During discussions with coworkers, make sure your contribution is one-third mouth and two-thirds ears; after all, that’s how humans are designed, right? A nod, eye-contact, and occasional verbal comment are important to communicate that you’re really paying attention. Never, ever interrupt when someone is talking. This is rule number one in order to appear as a good communicator (yes, by not talking). Focus intently on the speaker and only interject after you use the three-second rule: the speaker pauses, you count to three (in your head), and then reply with questions, or paraphrasing to ensure your understanding of the message. When in doubt, just zip it.
Avoid controversial subjects
Let’s talk turkey…politics, religion, and personal values are off limits in public. If you find yourself gobbled up in a conversation that appears to be going the direction of conflicting viewpoints (which may lead to ruffled feathers), tactfully introduce a different topic or make a neutral or even witty statement to avert tensions. Keeping conversations on the lighter side can go a long way toward consistently getting along with others.
Organizations today employ a wide variety of people from varying cultures and experience levels which encourages innovation and creativity. An efficient workforce is one secret to profitability. Businesses lose money yearly through unconscious and subtle ways by assuming that diversity has no significant business impact. Diversity is the key element in producing high performance since people make things happen, not structure or process. Bottom line – diversity and people are synonymous. Do your part to be inclusive and respectful of all differences and lead the way by encouraging others to do the same.
Avoid the office politicking game

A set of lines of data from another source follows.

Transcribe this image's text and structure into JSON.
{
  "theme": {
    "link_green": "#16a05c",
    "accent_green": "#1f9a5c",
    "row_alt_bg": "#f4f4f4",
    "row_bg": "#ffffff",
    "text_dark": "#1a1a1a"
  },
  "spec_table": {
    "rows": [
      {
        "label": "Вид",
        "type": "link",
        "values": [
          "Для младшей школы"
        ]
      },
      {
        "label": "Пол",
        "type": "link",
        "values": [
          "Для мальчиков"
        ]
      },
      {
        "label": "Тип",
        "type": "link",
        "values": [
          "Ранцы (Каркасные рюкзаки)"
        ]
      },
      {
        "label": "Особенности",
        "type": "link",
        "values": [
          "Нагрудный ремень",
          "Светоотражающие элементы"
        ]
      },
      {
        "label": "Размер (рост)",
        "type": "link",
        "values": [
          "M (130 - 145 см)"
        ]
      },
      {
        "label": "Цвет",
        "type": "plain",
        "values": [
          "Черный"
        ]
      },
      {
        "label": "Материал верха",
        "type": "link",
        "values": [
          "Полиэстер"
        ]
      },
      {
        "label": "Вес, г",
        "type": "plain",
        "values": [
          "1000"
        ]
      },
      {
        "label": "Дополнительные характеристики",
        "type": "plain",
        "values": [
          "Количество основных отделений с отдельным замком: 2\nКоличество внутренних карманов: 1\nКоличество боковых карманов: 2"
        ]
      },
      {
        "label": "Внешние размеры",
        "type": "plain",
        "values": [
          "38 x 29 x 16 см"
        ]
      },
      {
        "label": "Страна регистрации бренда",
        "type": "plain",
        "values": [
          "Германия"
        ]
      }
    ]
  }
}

Okay. We all know the type: in most offices there is at least one person that stirs the pot by complaining, gossiping, or whining. They just want attention, right? Yes it’s true, sometimes the squeaky wheel gets the grease, but that is not the best way to attract supervisory attention. The best tip here is to avoid the obvious; that person who enjoys bringing you into the discussion is a potential threat to your reputation simply by association. Encourage them to take their problem to someone who can really do something about the situation other than just listen (like you).
Guard your reputation
Don’t get caught with your hand in the cookie jar, figuratively speaking. When getting along with coworkers is a priority, you will have to watch your back and protect yourself from others’ negative impressions. Do your job the best way possible. Don’t take questionable shortcuts. Avoid involvement in potentially explosive situations, such as romantic entanglements at your worksite or illicit activities using company property or equipment.
Make getting along with coworkers a priority
Getting along with others is vital to long-term success. Many organizations report the ability to be a team player (and by implication, get along with others) as one of the top qualities sought in new hires. Make sure you stay on the company’s A-list by learning how to appreciate others and step back from potential conflict. An occasional disagreement is fine when it invites different problem-solving perspectives, but someone who engages in habitual arguments (just to practice their debate skills) will soon ruin their reputation and eventually wear out their welcome. Getting along with coworkers is not difficult, but it does require effort and patience.